I smoked several cigarettes before my first meditation. I was alone in another country, appalled by a series of ruined plans, low on cash and rife with anxiety. Maybe this condition jostled me enough to remove whatever opposition I usually feel toward externally originated, traditionally passed down mental practice— because I've always felt that my mind is my own, and meditation seemed like a weird stillness fetish. For whatever reason I sat on the big orange tile floor, let my eyes mostly close, and focused as best I could on inhaling, and exhaling. During the next twenty minutes I tried to not-care what I thought. At the end, of course, nothing had massively changed; but the moment had drained a lot of anxiety and helped me to re-orient without the annoying presence of (as) many imagined demons.
My meditation practice is sporadic, impelled by self-serving motivations. I pretty much sit when a) that same need to suddenly ground myself in an acute manner arises or b) I need to release something in particular that's been taking up too much space or c) I get the feeling that meditation will help me to be more skilled at a specific endeavor by being more calm. Probably a dedicated practice, spurred by ego-less-ness, or at least general wellness, would feel more legitimate. I would like to meditate more with my heart than my head. In the meantime: who cares? I've decided it's fine to meditate however I can manage, and if that 'however' is sometimes more, and sometimes less rigorous, then I'll just be shabby with it. Regardless of why or when I sit, in the end, meditation creates a feeling of openness, as if the world had settled and come into itself. After a sit I follow thoughts more clearly since they don't double and triple knot themselves while amplifying various terrible contingencies. Which feels like a positive thing, wherever it comes from.
If you're interested in starting a meditation practice but don't know how to begin, or want to resume a once engaged practice, just do it and see what you find. Nothing has to be formal. Lie in bed and stare at the ceiling like when you were little. Slump over a floor cushion and listen to your breathing. Or find a spine-straight posture, relax the shoulders, let the chin tuck slightly, and follow the breath as it enters and exits your nostrils. Maybe something difficult, or beautiful, or disturbing, or sad, or exciting, or all of those at once will pass through your mind while you do so; or maybe not; and the challenge is to let those thoughts and feelings and lacks of thoughts and feelings happen— let them keep happening— and hold true to the moment of breathing. Trust that nothing will go missing. Try not to grip at anything. This alone is your practice.
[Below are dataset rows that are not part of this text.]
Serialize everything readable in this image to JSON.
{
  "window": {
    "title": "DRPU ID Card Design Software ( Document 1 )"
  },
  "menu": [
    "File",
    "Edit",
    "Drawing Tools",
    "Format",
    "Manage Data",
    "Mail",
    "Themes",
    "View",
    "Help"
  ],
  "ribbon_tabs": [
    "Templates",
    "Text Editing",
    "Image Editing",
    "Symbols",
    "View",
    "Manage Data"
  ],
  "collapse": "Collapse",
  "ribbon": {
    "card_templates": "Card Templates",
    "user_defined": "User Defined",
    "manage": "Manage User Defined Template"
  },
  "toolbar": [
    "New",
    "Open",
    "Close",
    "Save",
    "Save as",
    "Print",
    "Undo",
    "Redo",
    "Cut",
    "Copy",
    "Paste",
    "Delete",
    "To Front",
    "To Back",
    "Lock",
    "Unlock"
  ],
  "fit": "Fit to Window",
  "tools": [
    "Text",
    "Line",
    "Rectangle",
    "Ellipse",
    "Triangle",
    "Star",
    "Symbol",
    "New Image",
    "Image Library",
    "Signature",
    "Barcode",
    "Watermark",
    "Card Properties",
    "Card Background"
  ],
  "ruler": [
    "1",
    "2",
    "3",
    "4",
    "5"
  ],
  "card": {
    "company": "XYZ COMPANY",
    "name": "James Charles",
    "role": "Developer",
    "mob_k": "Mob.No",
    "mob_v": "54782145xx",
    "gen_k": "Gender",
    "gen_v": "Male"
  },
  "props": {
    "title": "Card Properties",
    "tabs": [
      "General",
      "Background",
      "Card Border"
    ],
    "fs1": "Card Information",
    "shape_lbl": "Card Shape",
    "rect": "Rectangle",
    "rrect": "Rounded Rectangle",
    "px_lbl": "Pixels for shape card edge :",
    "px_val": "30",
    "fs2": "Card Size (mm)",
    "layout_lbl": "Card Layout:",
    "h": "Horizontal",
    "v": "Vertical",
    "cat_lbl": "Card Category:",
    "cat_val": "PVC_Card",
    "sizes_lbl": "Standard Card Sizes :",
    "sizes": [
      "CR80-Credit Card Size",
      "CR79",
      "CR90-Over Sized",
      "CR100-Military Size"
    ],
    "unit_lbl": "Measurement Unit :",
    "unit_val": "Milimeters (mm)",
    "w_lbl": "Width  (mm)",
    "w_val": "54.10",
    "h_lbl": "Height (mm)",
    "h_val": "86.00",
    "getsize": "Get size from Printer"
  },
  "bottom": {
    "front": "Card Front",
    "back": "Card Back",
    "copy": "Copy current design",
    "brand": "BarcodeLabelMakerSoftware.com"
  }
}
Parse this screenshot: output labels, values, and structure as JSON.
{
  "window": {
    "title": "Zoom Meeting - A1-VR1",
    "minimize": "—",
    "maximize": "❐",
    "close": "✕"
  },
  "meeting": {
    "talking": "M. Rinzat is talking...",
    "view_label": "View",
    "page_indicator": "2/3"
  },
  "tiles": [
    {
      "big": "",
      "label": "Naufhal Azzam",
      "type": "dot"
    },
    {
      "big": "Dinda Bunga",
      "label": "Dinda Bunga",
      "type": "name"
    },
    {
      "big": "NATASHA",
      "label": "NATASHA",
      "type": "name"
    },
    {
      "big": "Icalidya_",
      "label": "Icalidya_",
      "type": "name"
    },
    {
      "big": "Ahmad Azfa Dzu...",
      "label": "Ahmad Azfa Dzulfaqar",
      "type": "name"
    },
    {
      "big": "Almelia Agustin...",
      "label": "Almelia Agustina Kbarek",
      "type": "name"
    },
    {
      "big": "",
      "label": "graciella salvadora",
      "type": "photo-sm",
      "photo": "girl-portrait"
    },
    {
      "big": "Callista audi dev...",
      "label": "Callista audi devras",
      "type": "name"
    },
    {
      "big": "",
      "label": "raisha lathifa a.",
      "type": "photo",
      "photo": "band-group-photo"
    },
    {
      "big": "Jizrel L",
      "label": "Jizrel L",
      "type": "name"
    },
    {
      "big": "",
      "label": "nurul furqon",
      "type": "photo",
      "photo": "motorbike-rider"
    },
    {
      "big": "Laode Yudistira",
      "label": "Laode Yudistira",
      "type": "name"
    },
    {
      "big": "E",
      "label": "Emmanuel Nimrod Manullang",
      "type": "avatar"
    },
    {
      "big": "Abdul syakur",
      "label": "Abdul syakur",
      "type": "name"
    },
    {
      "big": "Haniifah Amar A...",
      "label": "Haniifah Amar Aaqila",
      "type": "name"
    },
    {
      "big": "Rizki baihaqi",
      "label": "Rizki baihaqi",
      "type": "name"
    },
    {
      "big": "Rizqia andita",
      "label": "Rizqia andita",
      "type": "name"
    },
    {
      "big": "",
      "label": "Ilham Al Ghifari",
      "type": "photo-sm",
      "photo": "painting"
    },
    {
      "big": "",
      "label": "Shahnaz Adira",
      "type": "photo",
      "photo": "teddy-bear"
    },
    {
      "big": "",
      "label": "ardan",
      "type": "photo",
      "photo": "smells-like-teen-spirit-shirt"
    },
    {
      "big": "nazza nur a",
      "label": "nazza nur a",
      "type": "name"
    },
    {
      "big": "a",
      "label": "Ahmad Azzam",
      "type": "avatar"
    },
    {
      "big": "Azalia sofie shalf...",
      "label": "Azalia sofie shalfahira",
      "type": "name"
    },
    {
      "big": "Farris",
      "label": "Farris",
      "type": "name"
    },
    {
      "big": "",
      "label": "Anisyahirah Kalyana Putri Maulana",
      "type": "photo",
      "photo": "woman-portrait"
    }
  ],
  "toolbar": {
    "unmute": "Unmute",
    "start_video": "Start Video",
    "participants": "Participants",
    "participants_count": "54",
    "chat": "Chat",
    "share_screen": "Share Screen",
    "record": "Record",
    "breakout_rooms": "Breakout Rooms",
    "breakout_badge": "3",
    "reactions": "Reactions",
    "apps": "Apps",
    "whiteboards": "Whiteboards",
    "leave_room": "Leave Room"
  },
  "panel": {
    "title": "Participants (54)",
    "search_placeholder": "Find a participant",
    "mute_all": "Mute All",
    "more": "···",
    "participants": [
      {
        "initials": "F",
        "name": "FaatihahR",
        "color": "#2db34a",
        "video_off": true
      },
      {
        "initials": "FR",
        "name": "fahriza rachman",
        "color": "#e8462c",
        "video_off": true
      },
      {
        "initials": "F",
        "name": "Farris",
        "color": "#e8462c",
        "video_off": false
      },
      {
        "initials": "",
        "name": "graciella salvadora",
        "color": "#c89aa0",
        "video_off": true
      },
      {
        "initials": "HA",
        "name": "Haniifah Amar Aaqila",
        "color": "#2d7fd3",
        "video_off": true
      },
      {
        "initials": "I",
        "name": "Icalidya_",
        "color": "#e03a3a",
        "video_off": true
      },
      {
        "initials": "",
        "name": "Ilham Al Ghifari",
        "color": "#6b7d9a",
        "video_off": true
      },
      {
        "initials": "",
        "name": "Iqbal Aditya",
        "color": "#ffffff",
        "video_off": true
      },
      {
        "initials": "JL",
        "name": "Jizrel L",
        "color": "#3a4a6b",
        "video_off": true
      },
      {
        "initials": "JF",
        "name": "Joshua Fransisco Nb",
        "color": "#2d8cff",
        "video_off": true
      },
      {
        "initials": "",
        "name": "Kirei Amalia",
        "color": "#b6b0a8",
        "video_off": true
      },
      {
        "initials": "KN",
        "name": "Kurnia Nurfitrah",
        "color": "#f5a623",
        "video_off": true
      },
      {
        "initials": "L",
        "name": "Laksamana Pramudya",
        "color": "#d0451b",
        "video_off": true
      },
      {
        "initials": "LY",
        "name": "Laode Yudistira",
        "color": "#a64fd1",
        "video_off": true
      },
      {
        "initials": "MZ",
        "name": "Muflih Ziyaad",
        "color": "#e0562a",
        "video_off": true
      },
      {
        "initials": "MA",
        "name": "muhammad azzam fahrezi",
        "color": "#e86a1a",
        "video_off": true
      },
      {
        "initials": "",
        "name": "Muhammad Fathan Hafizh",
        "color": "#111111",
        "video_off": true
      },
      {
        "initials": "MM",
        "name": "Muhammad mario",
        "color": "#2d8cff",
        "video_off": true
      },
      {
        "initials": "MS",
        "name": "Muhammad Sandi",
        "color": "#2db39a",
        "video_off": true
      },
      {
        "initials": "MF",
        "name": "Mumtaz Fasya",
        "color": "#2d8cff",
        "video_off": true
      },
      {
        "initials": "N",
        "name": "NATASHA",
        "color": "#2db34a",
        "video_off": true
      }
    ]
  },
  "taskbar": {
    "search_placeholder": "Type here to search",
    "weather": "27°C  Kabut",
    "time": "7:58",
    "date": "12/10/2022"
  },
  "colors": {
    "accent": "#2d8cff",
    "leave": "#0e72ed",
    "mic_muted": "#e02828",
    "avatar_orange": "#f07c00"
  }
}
Elliot teaches an All Levels Flow Thursdays at 5:15pm and Fridays at noon.